Amazon Defends Prime Service, Amid FTC Lawsuit

UNP: Amazon Prime Now launched in London, UK

Amazon denies it has been duping millions of subscribers of the Amazon Prime service, as it seeks dismissal of FTC lawsuit

Amazon has defended its Prime Service, as it seeks to dismiss the antitrust lawsuit from the Federal Trade Commission (FTC).

Reuters reported that Amazon has denied duping millions of subscribers to its Amazon Prime service, asking a US judge in Seattle to dismiss the FTC lawsuit that the e-commerce giant said “fails in its entirety.”

In June the FTC had sued Amazon over allegations it “knowingly duped millions of consumers into unknowingly enrolling in Amazon Prime.”

Image credit Amazon

Amazon Prime

The FTC accused the e-commerce giant of using “manipulative, coercive, or deceptive user-interface designs known as ‘dark patterns’ to trick consumers into enrolling in automatically-renewing Prime subscriptions.”

Then the FTC publicly named three senior Amazon executives, who it alleged took part in the “years-long effort to enroll consumers into its Prime program without their consent while knowingly making it difficult for consumers to cancel their Prime subscriptions.”

Amazon had launched its Prime program back in 2005 and it has grown to become one of the most popular subscription services in the world, with more than 200 million members globally.

Prime generates billions of dollars for Amazon, and it gives users speedy deliveries and access to its streaming TV and music content.

Indeed its original role upon its 2005 launch was to deliver for free within two days for members. Over the years Prime benefits have expanded, and one of its key benefits currently is Prime Video, which offers a vast selection of movies and TV series, including Amazon Originals, and live sport.

Entertainment content on Prime Video was further expanded in May 2021 when Amazon purchased veteran film studio MGM for $8.45 billion.

Recently Amazon confirmed earlier reports that it would including advertising, when it said that ads would feature in the Prime Video service in 2024, unless users opt for a higher cost ad-free subscription plan.

Dismissal attempt

Now Reuters reported that Amazon attorneys on Wednesday urged US District Judge John Chun to dismiss the FTC’s claims that the company had tricked consumers into enrolling for Prime and made it hard for them to cancel.

In its filing, Amazon said it “prominently and repeatedly” disclosed key terms – including price and automatic renewal – to Prime customers. Amazon also accused the FTC of seeking to punish the company through “undefined concepts” such as “manipulative” website designs.

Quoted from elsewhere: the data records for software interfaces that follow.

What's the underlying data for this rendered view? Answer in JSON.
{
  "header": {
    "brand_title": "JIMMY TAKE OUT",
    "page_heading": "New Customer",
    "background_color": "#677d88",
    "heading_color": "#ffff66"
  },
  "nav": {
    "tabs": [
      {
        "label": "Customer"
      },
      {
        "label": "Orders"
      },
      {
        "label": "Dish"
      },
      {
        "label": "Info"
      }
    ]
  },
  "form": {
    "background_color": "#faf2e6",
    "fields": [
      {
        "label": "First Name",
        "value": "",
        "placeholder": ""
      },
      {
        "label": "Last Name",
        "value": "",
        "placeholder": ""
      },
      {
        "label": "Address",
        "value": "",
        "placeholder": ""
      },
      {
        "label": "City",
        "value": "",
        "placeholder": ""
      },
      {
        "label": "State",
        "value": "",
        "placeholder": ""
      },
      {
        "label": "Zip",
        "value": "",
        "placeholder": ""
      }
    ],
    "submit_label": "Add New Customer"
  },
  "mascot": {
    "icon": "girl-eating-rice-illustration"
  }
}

“In a case supposedly about clarity, the FTC’s purported standards are unconstitutionally opaque,” Amazon reportedly said.

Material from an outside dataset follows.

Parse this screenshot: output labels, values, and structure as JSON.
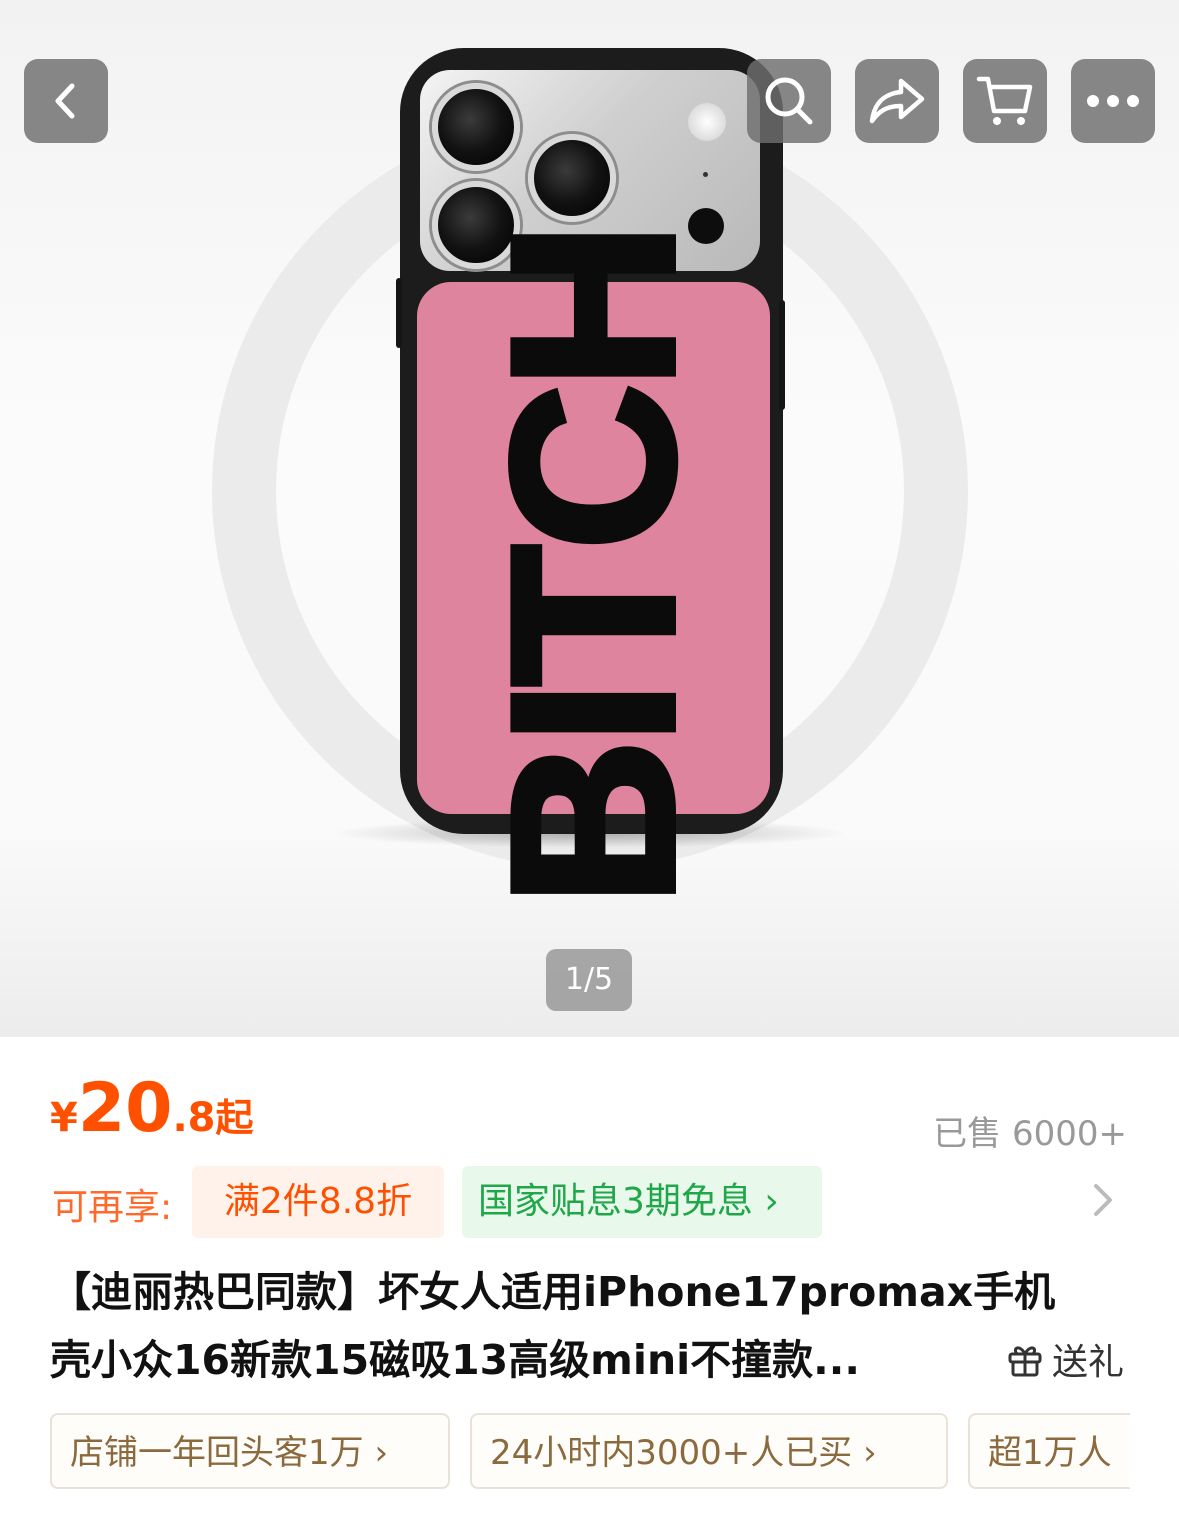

A spokesperson for the FTC did not immediately respond to a request for comment.

An Amazon spokesperson in a statement told Reuters that Prime’s sign-up and cancellation processes “are clear and simple by design” and “have always met a standard for customers well above legal requirements.”

The lawsuit is part of the Biden administration’s ongoing regulatory and enforcement squeeze on big technology companies.

In a separate case, the FTC in September also accused Amazon of violating US antitrust law in business practices that restrict merchants from offering lower prices than Amazon’s. That case is also pending in Chun’s Seattle court.

The FTC’s Prime lawsuit said Amazon “under substantial pressure” from the FTC changed its cancellation process in April, before the agency filed its lawsuit.

The FTC complaint reportedly states “Amazon still requires five clicks on desktop and six on mobile for consumers to cancel from”

A 10-day non-jury trial is slated for February 2025.